2. Save on easy things
If you can cut your spending on non-essential items, you can put more into paying off your debts. Simple ways to achieve this may include doing things yourself that you previously paid others to do, such as cleaning your house.
Eat out less. Cook at home and eat your leftovers at work. Don’t buy things you don’t need at the supermarket and turn off lights and computers when they are not in use. Walk more or take public transport. Even consider selling your car, particularly if you don’t use it much. Find holiday options closer to home and cheaper mobile phone plans or use your phone less.
3. Stop using your credit cards
Pay cash. Put your credit cards away until you have cleared your debts. The simple logic here is that you won’t be tempted to overspend if you only have cash.

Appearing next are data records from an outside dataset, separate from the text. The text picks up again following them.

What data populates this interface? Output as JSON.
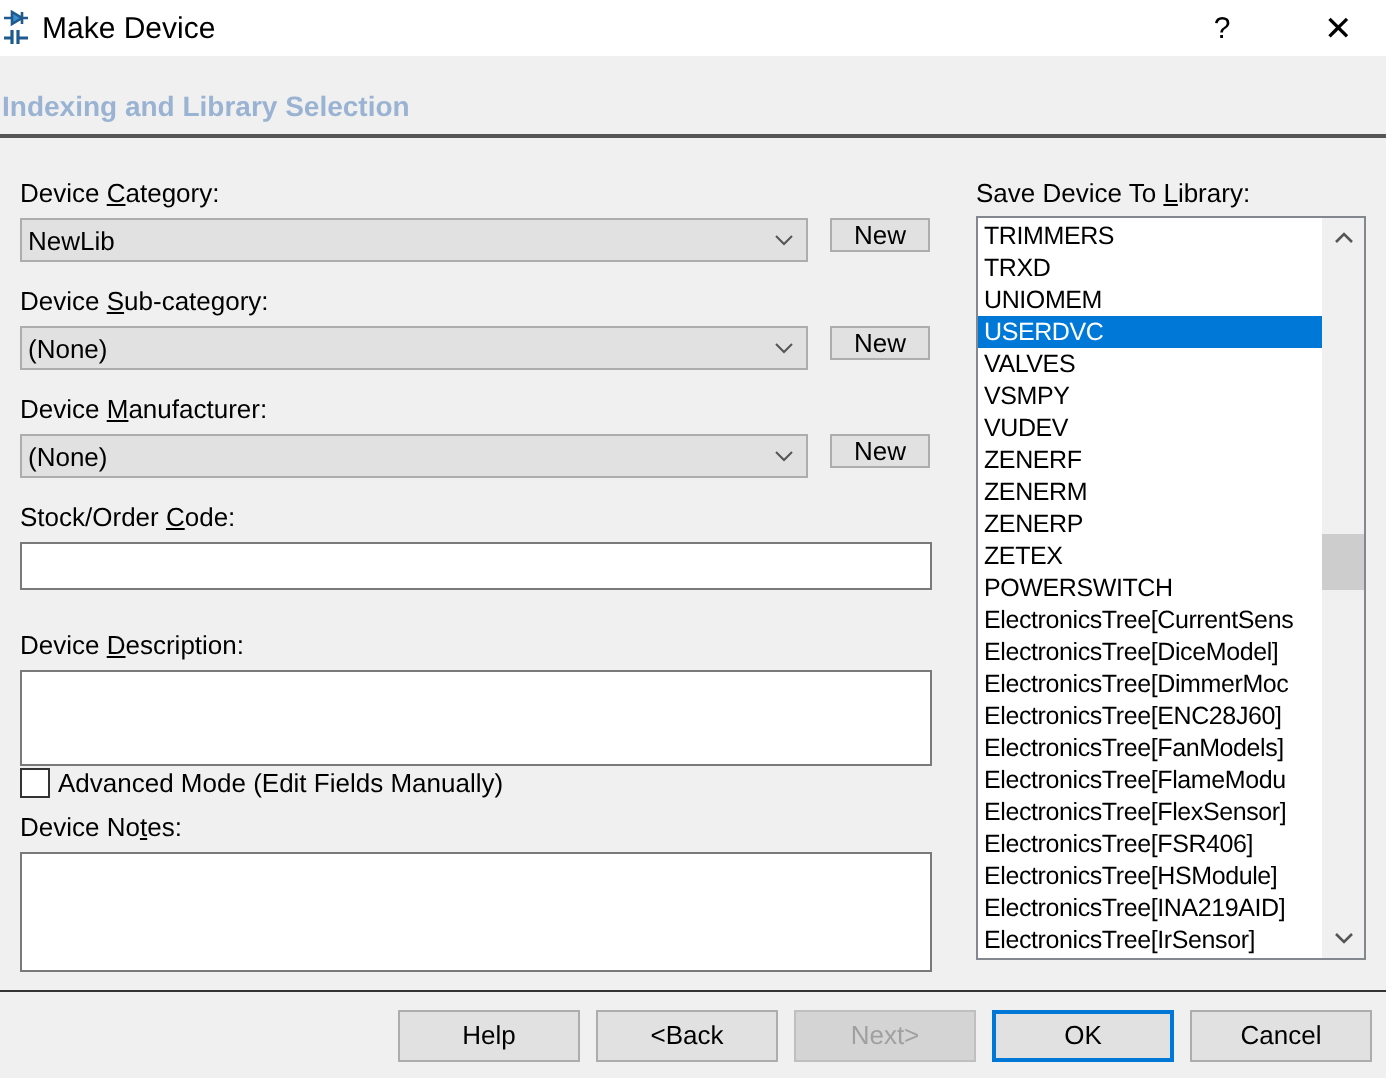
{
  "window": {
    "title": "Make Device",
    "help": "?",
    "close": "✕"
  },
  "header": "Indexing and Library Selection",
  "fields": [
    {
      "kind": "combo",
      "label": [
        {
          "t": "Device "
        },
        {
          "t": "C",
          "key": true
        },
        {
          "t": "ategory:"
        }
      ],
      "value": "NewLib",
      "button": "New"
    },
    {
      "kind": "combo",
      "label": [
        {
          "t": "Device "
        },
        {
          "t": "S",
          "key": true
        },
        {
          "t": "ub-category:"
        }
      ],
      "value": "(None)",
      "button": "New"
    },
    {
      "kind": "combo",
      "label": [
        {
          "t": "Device "
        },
        {
          "t": "M",
          "key": true
        },
        {
          "t": "anufacturer:"
        }
      ],
      "value": "(None)",
      "button": "New"
    },
    {
      "kind": "text",
      "label": [
        {
          "t": "Stock/Order "
        },
        {
          "t": "C",
          "key": true
        },
        {
          "t": "ode:"
        }
      ]
    },
    {
      "kind": "area",
      "label": [
        {
          "t": "Device "
        },
        {
          "t": "D",
          "key": true
        },
        {
          "t": "escription:"
        }
      ]
    },
    {
      "kind": "check",
      "label": [
        {
          "t": "Advanced Mode (Edit Fields Manually)"
        }
      ],
      "checked": false
    },
    {
      "kind": "area",
      "label": [
        {
          "t": "Device No"
        },
        {
          "t": "t",
          "key": true
        },
        {
          "t": "es:"
        }
      ]
    }
  ],
  "library": {
    "label": [
      {
        "t": "Save Device To "
      },
      {
        "t": "L",
        "key": true
      },
      {
        "t": "ibrary:"
      }
    ],
    "items": [
      {
        "text": "TRIMMERS",
        "selected": false
      },
      {
        "text": "TRXD",
        "selected": false
      },
      {
        "text": "UNIOMEM",
        "selected": false
      },
      {
        "text": "USERDVC",
        "selected": true
      },
      {
        "text": "VALVES",
        "selected": false
      },
      {
        "text": "VSMPY",
        "selected": false
      },
      {
        "text": "VUDEV",
        "selected": false
      },
      {
        "text": "ZENERF",
        "selected": false
      },
      {
        "text": "ZENERM",
        "selected": false
      },
      {
        "text": "ZENERP",
        "selected": false
      },
      {
        "text": "ZETEX",
        "selected": false
      },
      {
        "text": "POWERSWITCH",
        "selected": false
      },
      {
        "text": "ElectronicsTree[CurrentSens",
        "selected": false
      },
      {
        "text": "ElectronicsTree[DiceModel]",
        "selected": false
      },
      {
        "text": "ElectronicsTree[DimmerMoc",
        "selected": false
      },
      {
        "text": "ElectronicsTree[ENC28J60]",
        "selected": false
      },
      {
        "text": "ElectronicsTree[FanModels]",
        "selected": false
      },
      {
        "text": "ElectronicsTree[FlameModu",
        "selected": false
      },
      {
        "text": "ElectronicsTree[FlexSensor]",
        "selected": false
      },
      {
        "text": "ElectronicsTree[FSR406]",
        "selected": false
      },
      {
        "text": "ElectronicsTree[HSModule]",
        "selected": false
      },
      {
        "text": "ElectronicsTree[INA219AID]",
        "selected": false
      },
      {
        "text": "ElectronicsTree[IrSensor]",
        "selected": false
      }
    ]
  },
  "buttons": [
    {
      "label": "Help",
      "disabled": false,
      "default": false
    },
    {
      "label": "<Back",
      "disabled": false,
      "default": false
    },
    {
      "label": "Next>",
      "disabled": true,
      "default": false
    },
    {
      "label": "OK",
      "disabled": false,
      "default": true
    },
    {
      "label": "Cancel",
      "disabled": false,
      "default": false
    }
  ]
}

4. Pay the minimum on each debt
Service each debt – be it phone, mortgage or credit card – every month. Pay off as much as you can and at least pay the minimum, which will also protect your credit score. If you can afford to pay more, choose the debt with the highest interest rate first.
5. Consider a consolidation loan

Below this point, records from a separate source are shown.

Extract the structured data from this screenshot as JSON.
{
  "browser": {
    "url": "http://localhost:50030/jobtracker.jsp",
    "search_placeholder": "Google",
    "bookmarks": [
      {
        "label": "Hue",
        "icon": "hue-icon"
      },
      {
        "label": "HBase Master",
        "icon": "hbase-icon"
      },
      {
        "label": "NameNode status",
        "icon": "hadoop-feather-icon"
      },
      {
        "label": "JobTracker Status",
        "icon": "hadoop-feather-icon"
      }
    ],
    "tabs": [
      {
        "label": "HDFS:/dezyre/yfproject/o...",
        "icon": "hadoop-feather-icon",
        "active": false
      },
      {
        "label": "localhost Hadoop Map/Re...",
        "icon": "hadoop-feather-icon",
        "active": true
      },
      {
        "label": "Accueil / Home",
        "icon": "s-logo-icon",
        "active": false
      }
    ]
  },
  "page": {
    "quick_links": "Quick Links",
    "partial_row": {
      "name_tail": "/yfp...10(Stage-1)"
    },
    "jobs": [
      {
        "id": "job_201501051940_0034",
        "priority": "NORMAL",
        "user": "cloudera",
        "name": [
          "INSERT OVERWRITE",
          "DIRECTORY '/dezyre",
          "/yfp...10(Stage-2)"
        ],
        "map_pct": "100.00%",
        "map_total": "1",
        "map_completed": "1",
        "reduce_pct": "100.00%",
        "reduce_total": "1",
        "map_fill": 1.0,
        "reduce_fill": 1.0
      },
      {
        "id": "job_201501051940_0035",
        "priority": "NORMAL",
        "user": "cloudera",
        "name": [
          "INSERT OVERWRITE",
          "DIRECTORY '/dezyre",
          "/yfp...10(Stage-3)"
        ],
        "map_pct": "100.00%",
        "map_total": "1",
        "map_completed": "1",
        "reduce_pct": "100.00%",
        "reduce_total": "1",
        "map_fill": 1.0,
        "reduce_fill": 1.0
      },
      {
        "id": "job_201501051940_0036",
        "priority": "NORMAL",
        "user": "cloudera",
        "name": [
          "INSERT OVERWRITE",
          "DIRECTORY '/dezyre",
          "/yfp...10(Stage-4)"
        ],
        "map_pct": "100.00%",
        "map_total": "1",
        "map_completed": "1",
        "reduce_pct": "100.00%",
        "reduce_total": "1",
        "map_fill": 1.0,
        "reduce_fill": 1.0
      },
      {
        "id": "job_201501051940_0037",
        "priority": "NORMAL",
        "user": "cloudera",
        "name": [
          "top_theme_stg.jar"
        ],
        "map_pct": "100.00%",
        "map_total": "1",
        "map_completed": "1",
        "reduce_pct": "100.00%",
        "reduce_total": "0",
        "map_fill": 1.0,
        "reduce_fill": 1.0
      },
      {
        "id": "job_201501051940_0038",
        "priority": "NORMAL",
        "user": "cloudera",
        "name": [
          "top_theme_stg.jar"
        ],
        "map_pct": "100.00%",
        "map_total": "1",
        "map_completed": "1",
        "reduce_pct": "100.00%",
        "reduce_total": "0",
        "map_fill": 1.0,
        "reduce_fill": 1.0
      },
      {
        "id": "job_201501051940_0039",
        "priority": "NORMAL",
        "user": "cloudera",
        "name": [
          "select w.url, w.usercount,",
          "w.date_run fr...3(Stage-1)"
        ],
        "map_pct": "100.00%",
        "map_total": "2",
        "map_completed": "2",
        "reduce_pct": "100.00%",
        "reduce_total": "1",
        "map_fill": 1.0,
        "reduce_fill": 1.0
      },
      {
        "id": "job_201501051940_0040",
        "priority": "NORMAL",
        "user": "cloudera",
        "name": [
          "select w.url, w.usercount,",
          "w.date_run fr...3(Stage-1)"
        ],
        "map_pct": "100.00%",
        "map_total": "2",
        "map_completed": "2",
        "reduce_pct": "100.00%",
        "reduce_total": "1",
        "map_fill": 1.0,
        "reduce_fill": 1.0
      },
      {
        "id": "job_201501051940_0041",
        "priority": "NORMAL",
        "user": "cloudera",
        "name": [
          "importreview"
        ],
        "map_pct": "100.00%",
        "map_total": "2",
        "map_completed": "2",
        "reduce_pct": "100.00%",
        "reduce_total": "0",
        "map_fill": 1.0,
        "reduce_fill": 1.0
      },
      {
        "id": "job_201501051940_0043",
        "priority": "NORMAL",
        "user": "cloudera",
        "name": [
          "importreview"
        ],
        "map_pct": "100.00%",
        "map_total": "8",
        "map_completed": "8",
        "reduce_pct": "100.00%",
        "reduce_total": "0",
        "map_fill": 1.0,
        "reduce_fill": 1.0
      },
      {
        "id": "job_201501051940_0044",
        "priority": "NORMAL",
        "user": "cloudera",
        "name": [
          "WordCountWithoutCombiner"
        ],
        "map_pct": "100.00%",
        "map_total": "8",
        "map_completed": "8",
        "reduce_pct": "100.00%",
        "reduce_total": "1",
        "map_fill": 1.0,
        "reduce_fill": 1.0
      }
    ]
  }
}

You may be able to reduce your interest charges by consolidating your debts into one low-interest loan. This may be most effective if you avoid accumulating new debt while you pay off the consolidation loan.
6. Talk to a professional
Importantly, if you have trouble working your way out of debt by yourself, consider talking to a financial adviser who can work with you to develop a debt management plan that’s tailored to you. They will evaluate your current situation and take into account your financial and lifestyle goals.
But if you are feeling really overwhelmed, seek help from your doctor.
The views expressed in this publication are solely those of the author; they are not reflective or indicative of licensee’s position, and are not to be attributed to the licensee. They cannot be reproduced in any form without the express written consent of the author.
*Matthew McCabe is an Authorised Representative of RI Advice Group Pty Limited ABN 23 001 774 125, AFSL 238429. This editorial does not consider your personal circumstances and is general advice only. It has been prepared without taking into account any of your individual objectives, financial solutions or needs. Before acting on this information you should consider its appropriateness, having regard to your own objectives, financial situation and needs. You should read the relevant Product Disclosure Statements and seek personal advice from a qualified financial adviser. From time to time we may send you informative updates and details of the range of services we can provide. If you no longer want to receive this information please contact our office to opt out. The views expressed in this publication are solely those of the author; they are not reflective or indicative of Licensee’s position, and are not to be attributed to the Licensee. They cannot be reproduced in any form without the express written consent of the author.